Bartlett Books

His first two books¬†Gateways to Abomination and¬†The Witch-Cult in Western Massachusetts were both self published and really do trash the notion that all self published material is garbage. Gateways is probably one of the most interesting works to have been released over the last year or so as part of this weird renaissance that we are currently experiencing. Comprised of a number of vignettes and short stories loosely tied together by the bizarre occult radio station WXXT it reads more like a novel composed of disjointed fragments than a collection of short fiction. I really can’t recommend this highly enough and at some point I’m going to write a little something looking at the story ‘path’ which has some really nice feminist things going on.

Bartlett’s second collection,¬†The Witch-Cult in Western Massachusetts, is a who’s who of the devilry and macabre shenanigans of Leeds and the wider area. This wee chapbook is a blackly humorous read and makes for a nice and funny companion piece to the, at times bleakly disturbing, fictions of Gateways.

The third work of Matthew’s that I’ve read recently is the utterly fantastic¬†Rangel. A novella length piece concerning a young girl who disappeared decades ago, her brother who has never been able to get over his sister’s disappearance and -as ever- the dark goings on in Leeds. As with all of Bartlett’s writing this is a wonderful piece to read and he makes great use of the extra space a novella allows in order to build both character and setting with a skill that reinforces him as a WR author to keep a keen eye on. If I have any misgivings about¬†Rangel it’s that t felt like it could have done with being longer. I would have been more than happy if this story were at least twice the length.

Rangel, unlike¬†Gateways and¬†Witch-Cult, was not self published and was released via Sam Cowan’s new publishing house Dim Shores. Dim Shores has been putting out some stellar fiction since its inception just a few months ago. The first piece released was Ghosts in Amber¬†by Jeffrey Thomas (an author who deserves far more recognition and exposure than he has so far received) which, like Rangel, is novella length.¬†Ghosts explores the existential horror of a life wasted through the medium of a middle aged man looking for life outside the one which he has made for himself. It’s a beautifully depressing story -well, it was for me- which unfortunately you will be unlikely to be able to read as it has well and truly sold out as Dim Shores publications are so far limited print runs.
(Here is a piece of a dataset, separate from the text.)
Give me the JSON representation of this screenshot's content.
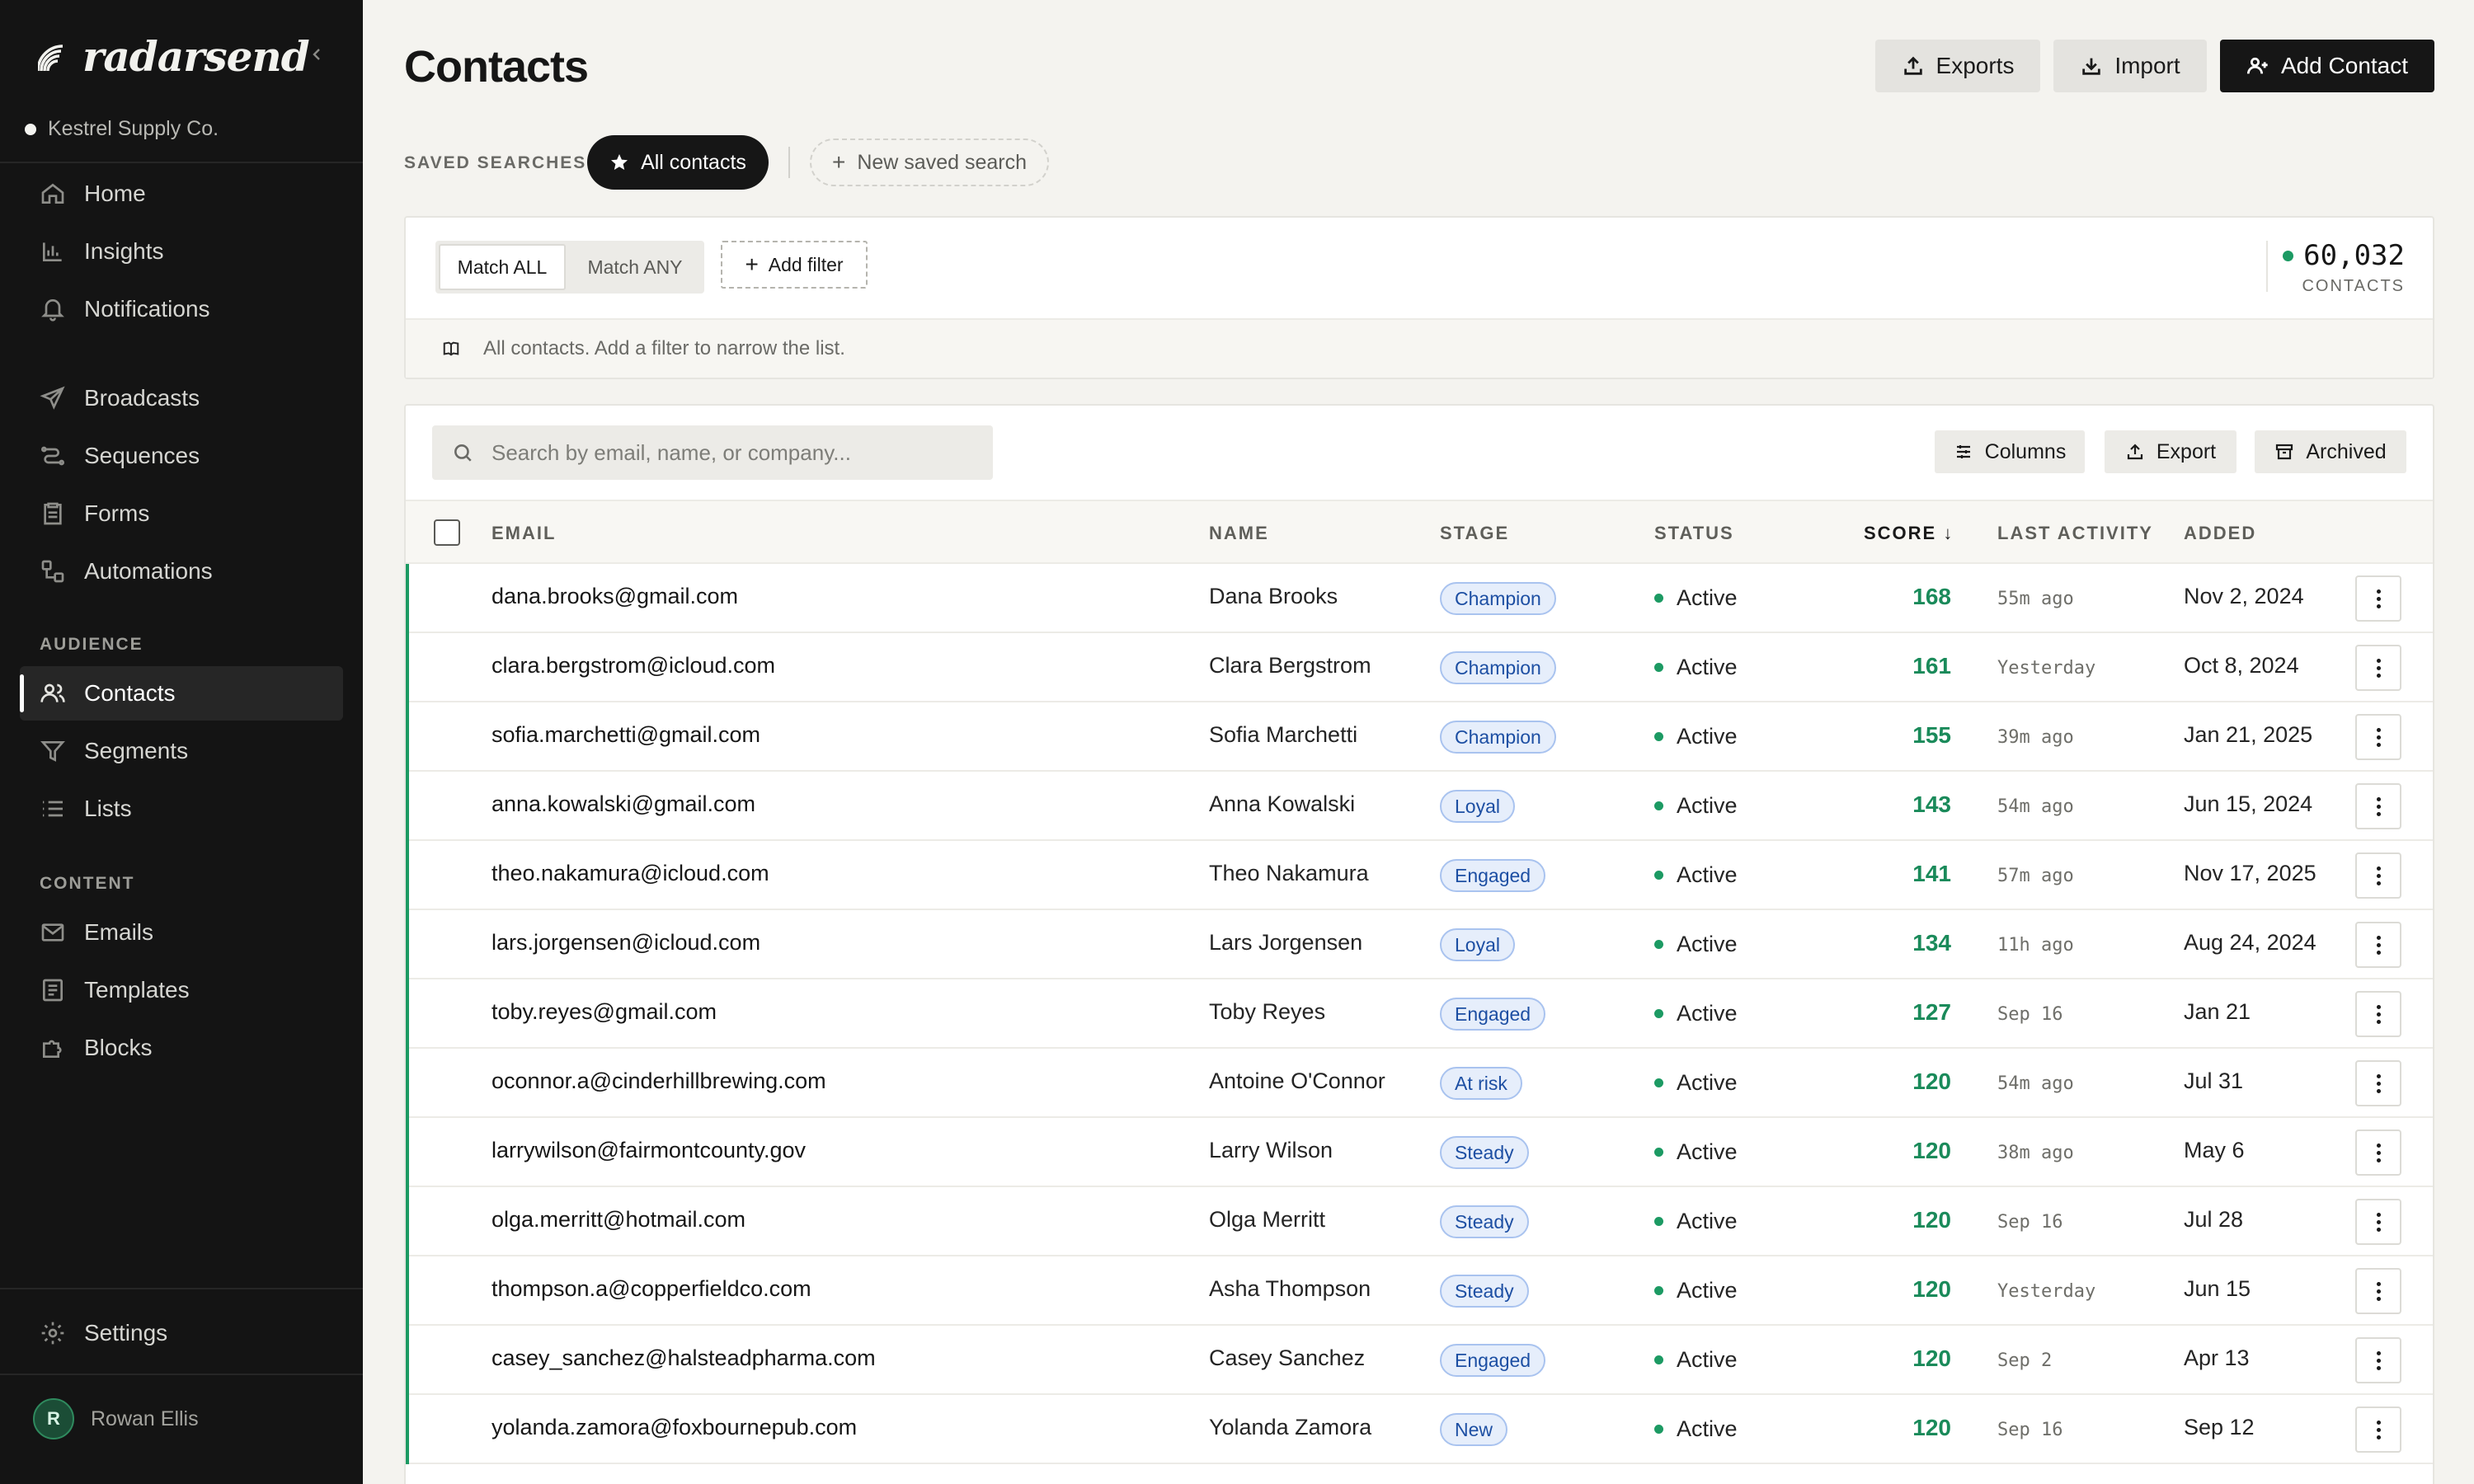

Dim Shores have also published a long novella by Scott Nicolay entitled after which I haven’t read yet but will be doing so shortly.¬†after is set in the aftermath of superstorm Sandy and I’m really looking forward to getting stuck into it. One thing that I already like about the novella, before even starting to read it, is the dedication on the opening page.

 

 

With compassion toward all those who suffered in the path of Superstorm Sandy and contempt toward all those who sought to suffer from their suffering.

Seriously, how can anyone¬†not love Nicolay? ūüėÄ

All of the Dim Shores releases are illustrated with Ghosts in Amber featuring work by Serhiy Krykun, best known perhaps for his portrait of horror master Thomas Ligotti, Rangel by Aeron Alfrey, and after by Michael Bukowski. As with the writing the illustrations are top notch and all add a great deal to the work.

So, yeah, I’ve not vanished completely. I’ve been doing stuff and reading stuff but I’ve just not been writing stuff. This is something that is now changing. I’m going to try and get back into updating this here blog on a more regular basis and will hopefully have some more fiction heading your way soon.

See ya, wouldn’t want to be ya. ;

___

Now Available as an ebook

Click to Buy for £1 (or more if you like)
Click to Buy for £1 (or more if you like)